I just discovered Smart but Scattered and I’m thrilled to have stumbled on this book that is giving me so much insight into how to develop my own and my kids abilities to organize, plan, deal with strong emotions, and move towards life goals. These doctors of education emphasize a point that I make often in the Relationship Reboot challenge – that the important thing is to start with people’s strengths and let those be what helps them gain strength in other areas.
The latest research in child development shows that many kids who have the brain and heart to succeed lack or lag behind in crucial “executive skills”–the fundamental habits of mind required for getting organized, staying focused, and controlling impulses and emotions. Learn easy-to-follow steps to identify your child’s strengths and weaknesses, use activities and techniques proven to boost specific skills, and problem-solve daily routines. Small changes can add up to big improvements–this empowering book shows how. – From Smart but Scattered
Why I’m Gaining Compassion from this book as well:
Smart but Scattered also says that it’s easier to help a child who has similar executive skills deficiencies to your own, whereas if they have gaps in areas that have come naturally to you, it’s harder to know how to help them. This is such an insight into the places my mom and I struggled while I was growing up – as a naturally organized, time-conscious person, she completely could not understand why I had problems keeping my space clean and turning in homework on time. Since she also lacked the experience of having to build those tools, she didn’t know how to help me build them.
Smart but Scattered give tons of plans, frameworks and printable charts for helping you help your child develop the skills they need – so you don’t have to already know it yourself.

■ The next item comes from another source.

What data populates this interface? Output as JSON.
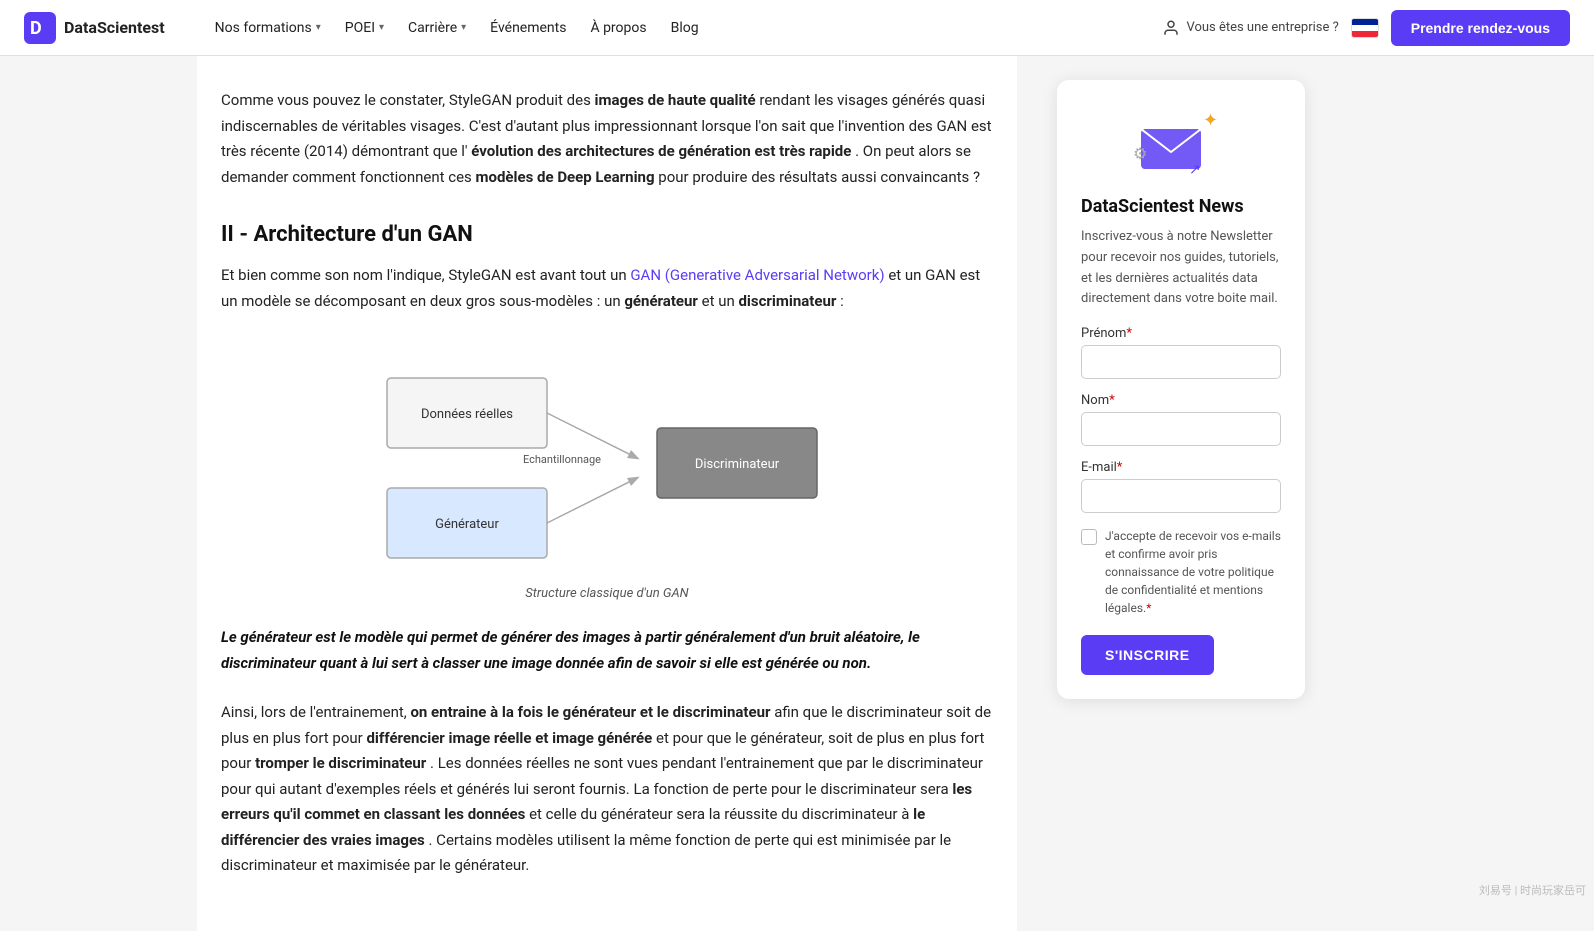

Who I’d recommend Smart but Scattered to: Parents or educators who have children ages 4-12 who perplex them. If you have a child who seems like they *could* be doing great, but somehow they’re always a bit scattered, or discombobulated – this may give you solutions to helping that child thrive. If you read this and think ‘I wonder if I could use help with these skills’, or ‘My teen could use this help.’ you may also enjoy the books for those age groups:
- Grown-ups: The Smart but Scattered Guide to Success: How to Use Your Brain’s Executive Skills to Keep Up, Stay Calm, and Get Organized at Work and at Home
- Teens: Smart but Scattered Teens: The “Executive Skills” Program for Helping Teens Reach Their Potential
In Three Words: Organized, Empowering, Framework